Background and previous work
Glycosylation is the most abundant enzymatic posttranslational modification of proteins. Sialic acid represents the terminal monosaccharide of most glycoconjugates and is involved in a variety of cellular functions. It is synthesised in the cytosol from UDP-Nacetylglucosamine (UDP-GlcNAc) by UDP-GlcNAc-2-epimerase/ManNAc-kinase.
Mutations of these enzymes cause hereditary inclusion body myopathy, a very serious
age-related and late-onset disease of distal and proximal skeletal muscles. Recent studies have demonstrated that many intracellular proteins, which are normally non-glycosylated, are modified by a single O-linked GlcNAc on serine/threonine residues via O-GlcNActransferase. O-GlcNAcylation influences localisation, activity or interaction of proteins. This is of special importance since in age-dependent degenerating diseases, such as Alzheimer’s disease, false-regulated O-GlcNAcylation occurs. Several authors have suggested that both sialylation and O-GlcNAc modification of proteins correlate with ageing (especially in neuronal, muscle and endothelial cells). Since both UDP-GlcNAc-2-epimerase/ManNAc-kinase and O-GlcNAc-transferase use UDP-GlcNAc as substrate, we assume that it represents a novel age-dependent “metabolic sensor”. UDP-GlcNAc is synthesised from glucose and thus, blood glucose concentration is heavily involved in its formation.
How are sialylation and/or O-GlcNAcylation involved in ageing and/or senescence? Is it
possible to interfere with ageing and/or senescence by modulating sialylation and/or OGlcNAcylation by metabolic sialic acid engineering using natural or unnatural sialic acid
precursors that bypass UDP-GlcNAc?
We have generated two transgenic mice strains (one is overexpressing the mutated key enzyme of the sialic acid biosynthesis, which leads to high sialic acid levels and one has a defect in the sialic acid biosynthesis). Both strains will be compared with wild-type animals. We plan to analyse O-GlcNAc, sialic acid, sialic acid binding proteins and sialic acid-dependent differentiation markers in all organs over the whole lifespan and quantify age-dependent muscle performance in vivo. The outcome of metabolic sialic acid engineering will be analysed in embryonic stem cells (differentiation) and neuronal cells (neurite outgrowth e.g. regeneration). We also plan to analyse the involvement of sialylation and O-GlcNAcylation on the function of endothelial cells. After metabolic engineering we will analyse their barrier capacity and age-related impact on neuronal cells by real-time cell analysis. Since high levels of glucose induce glycation of proteins, we will analyse the function of an artificial blood-brain barrier after glycation in a neuron-dependent system.

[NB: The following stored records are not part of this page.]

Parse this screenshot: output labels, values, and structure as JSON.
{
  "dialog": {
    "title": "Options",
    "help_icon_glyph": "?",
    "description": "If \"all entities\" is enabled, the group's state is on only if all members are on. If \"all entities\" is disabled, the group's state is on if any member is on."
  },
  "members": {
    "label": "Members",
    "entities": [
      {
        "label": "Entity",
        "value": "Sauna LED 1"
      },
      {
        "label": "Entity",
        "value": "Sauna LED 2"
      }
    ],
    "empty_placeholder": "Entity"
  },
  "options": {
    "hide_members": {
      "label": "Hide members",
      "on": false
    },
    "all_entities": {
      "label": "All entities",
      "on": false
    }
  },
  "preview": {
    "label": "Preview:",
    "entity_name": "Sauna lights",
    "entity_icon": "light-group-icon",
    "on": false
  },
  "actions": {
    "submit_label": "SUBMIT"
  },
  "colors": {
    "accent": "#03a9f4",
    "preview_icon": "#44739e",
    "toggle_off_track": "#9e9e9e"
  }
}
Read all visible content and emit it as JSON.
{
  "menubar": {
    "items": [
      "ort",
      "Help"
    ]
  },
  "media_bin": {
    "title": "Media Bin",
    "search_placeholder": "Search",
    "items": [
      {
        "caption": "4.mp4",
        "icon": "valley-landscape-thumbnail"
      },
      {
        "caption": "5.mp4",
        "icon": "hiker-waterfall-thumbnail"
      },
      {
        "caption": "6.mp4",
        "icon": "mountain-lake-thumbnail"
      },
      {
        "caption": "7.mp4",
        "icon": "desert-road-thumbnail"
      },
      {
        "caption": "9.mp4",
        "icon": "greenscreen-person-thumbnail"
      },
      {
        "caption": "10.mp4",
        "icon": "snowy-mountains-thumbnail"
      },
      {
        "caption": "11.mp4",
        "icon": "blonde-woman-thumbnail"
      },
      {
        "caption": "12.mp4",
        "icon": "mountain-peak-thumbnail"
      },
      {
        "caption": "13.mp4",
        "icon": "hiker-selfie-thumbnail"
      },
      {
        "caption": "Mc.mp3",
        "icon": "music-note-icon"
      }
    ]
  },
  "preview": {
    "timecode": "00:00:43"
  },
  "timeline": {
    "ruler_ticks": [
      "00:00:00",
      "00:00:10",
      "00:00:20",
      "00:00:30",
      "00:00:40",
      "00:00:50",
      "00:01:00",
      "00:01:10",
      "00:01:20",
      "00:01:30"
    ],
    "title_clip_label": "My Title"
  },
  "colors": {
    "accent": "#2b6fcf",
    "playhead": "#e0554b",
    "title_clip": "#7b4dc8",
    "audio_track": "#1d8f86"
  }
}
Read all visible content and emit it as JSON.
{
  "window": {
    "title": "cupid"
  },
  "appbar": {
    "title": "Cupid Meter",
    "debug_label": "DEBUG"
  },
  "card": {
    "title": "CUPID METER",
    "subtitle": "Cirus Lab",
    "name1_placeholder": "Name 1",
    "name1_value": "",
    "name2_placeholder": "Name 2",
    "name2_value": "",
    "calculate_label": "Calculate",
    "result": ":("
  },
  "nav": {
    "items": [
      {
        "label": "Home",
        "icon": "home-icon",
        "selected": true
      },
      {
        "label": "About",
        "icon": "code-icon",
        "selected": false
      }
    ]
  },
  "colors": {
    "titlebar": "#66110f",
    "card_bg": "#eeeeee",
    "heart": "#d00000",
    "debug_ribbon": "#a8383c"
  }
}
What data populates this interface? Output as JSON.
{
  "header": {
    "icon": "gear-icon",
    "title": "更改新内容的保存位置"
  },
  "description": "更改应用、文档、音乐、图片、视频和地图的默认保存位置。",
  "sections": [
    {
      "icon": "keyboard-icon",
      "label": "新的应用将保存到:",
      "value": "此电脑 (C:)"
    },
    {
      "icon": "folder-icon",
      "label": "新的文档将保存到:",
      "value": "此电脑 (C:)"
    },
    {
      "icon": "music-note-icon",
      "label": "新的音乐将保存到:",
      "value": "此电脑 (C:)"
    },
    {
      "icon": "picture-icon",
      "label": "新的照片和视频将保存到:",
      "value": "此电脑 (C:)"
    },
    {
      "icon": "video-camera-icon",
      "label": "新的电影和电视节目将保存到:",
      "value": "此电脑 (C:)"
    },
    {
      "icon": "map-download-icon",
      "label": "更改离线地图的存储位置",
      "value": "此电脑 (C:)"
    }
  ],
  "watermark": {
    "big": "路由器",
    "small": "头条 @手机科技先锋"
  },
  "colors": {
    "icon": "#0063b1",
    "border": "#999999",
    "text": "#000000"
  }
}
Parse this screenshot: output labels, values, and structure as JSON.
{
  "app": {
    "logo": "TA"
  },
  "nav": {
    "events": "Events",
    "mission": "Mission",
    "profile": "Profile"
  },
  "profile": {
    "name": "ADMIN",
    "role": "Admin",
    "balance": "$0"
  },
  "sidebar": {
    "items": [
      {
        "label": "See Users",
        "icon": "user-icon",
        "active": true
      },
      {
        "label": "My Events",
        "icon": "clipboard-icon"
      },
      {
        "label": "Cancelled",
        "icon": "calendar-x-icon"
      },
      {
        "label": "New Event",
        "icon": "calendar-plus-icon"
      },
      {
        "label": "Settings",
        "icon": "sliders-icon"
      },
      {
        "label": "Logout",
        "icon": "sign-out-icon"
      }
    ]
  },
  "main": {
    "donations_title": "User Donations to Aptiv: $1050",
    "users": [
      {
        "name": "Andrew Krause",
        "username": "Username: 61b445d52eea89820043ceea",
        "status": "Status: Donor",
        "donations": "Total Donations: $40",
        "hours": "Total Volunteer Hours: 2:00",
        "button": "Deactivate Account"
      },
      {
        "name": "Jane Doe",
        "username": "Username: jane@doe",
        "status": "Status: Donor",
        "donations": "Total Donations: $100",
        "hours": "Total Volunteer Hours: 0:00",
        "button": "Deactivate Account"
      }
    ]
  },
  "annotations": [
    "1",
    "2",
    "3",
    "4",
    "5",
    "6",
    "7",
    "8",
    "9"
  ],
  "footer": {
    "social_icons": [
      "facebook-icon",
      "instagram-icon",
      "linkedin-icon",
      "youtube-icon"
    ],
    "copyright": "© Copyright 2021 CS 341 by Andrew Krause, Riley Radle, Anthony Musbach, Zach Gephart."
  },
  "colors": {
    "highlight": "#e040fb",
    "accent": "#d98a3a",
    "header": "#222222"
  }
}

O-GlcNac and sialic acid analysis as well as application of sialic acid precursors will also be performed in collaboration with other subprojects (SP1: PTMs of tight junction proteins, SP3: PTMs and protein degradation, SP4: stem cell differentiation, SP7: PTMs in diabetic embryos, SP8: AGEs, SP9: PTMs of Klotho, SP10: PTMs of tight junction proteins, SP12: ion channels, SP13: hexosamine pathway and endothelium, SP14: modulation of Wnt signalling).